Library of Congress app lets you make hip hop with century-old samples

Steve Dent
Associate Editor
Library of Congress, Washington DC July 9th, 2019

The US Library of Congress has unveiled Citizen DJ, a digital tool that allows you to remix sounds from its massive collection of film, television, video and sound recordings. It was created by “innovator in residence” Brian Foo to recapture the ‘80s and ‘90s golden age of hip-hop sampling. “Collage-based hip-hop as it existed in the golden age is largely a lost art form,” he said in a statement. “These albums were dense and intricate sonic collages composed of hundreds of found sounds.”

That form of hip hop, embodied by albums like Public Enemy’s Fear of a Black Planet, largely disappeared in the following decades due to “high profile lawsuits resulting in excessive restrictions on how audio could be sampled,” said Foo.

The Library of Congress, on the other hand, offers nearly limitless royalty-free samples. Citizen DJ allows you to draw samples from six collections (including the Free Music Archive and Variety Stage Sound Recordings and Motion Pictures), and remix them into beats using patterns like ‘60s funk, ‘70s soul, and ‘80s/’90s hip hop. Once you find a clip, you can remix it using the simple browser-based DJ app.

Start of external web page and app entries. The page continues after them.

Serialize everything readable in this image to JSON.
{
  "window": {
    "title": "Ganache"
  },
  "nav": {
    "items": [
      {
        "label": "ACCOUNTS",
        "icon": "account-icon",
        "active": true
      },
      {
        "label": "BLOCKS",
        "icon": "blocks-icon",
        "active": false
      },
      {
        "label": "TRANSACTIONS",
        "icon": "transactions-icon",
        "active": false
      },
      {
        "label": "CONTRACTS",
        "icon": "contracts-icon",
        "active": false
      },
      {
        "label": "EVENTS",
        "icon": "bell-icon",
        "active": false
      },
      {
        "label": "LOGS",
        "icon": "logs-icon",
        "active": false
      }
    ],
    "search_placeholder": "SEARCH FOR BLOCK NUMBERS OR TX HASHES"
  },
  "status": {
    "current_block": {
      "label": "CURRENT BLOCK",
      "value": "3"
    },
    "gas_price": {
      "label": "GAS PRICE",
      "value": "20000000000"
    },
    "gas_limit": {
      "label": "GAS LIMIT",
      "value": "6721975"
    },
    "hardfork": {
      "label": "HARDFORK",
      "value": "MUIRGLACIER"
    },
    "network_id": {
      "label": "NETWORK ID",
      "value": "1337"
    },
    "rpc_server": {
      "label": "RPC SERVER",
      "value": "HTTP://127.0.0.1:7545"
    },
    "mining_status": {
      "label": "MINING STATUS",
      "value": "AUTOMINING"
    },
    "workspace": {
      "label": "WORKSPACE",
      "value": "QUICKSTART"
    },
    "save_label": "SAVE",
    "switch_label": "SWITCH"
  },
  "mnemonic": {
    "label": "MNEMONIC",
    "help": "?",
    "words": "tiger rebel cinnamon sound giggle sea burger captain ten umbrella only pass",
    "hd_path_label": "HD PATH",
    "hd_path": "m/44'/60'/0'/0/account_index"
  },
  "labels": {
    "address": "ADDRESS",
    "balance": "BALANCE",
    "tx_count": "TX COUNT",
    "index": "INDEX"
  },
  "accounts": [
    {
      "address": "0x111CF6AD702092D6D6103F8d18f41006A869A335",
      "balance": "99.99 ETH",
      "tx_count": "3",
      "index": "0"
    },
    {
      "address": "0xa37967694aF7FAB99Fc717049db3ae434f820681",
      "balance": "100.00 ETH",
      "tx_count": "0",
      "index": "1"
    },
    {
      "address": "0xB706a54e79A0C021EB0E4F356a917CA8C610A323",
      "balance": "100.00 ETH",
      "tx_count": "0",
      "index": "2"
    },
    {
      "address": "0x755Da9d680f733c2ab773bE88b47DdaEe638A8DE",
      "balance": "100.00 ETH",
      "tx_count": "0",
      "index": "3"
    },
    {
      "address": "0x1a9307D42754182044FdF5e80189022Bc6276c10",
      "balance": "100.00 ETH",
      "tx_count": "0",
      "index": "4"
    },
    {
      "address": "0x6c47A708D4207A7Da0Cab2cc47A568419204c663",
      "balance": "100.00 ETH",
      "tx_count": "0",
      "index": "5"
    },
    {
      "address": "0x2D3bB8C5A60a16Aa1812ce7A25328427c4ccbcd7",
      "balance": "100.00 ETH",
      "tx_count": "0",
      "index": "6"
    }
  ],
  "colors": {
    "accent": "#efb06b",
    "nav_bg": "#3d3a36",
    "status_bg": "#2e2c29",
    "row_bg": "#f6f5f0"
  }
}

The app lets you shuffle the samples and drum kicks from a variety of drum machines. I found the controls to be a bit rudimentary, but the project is still in a test site phase through May 15th with just a subset of available sounds. The Library will keep keep an eye on how it’s used during the beta and collect feedback to improve the app. (My suggestion: allow users to search by title or theme and not just mosaic, and make the sample snippets a bit longer.)

In the meantime, it’s a lot of fun to check out all the materials and use the app. “I believe if there was a simple way to discover, access, and use public domain audio and video material for music making, a new generation of hip hop artists and producers can maximize their creativity, invent new sounds, and connect listeners to materials, cultures, and sonic history that might otherwise be hidden from public ears," said Foo.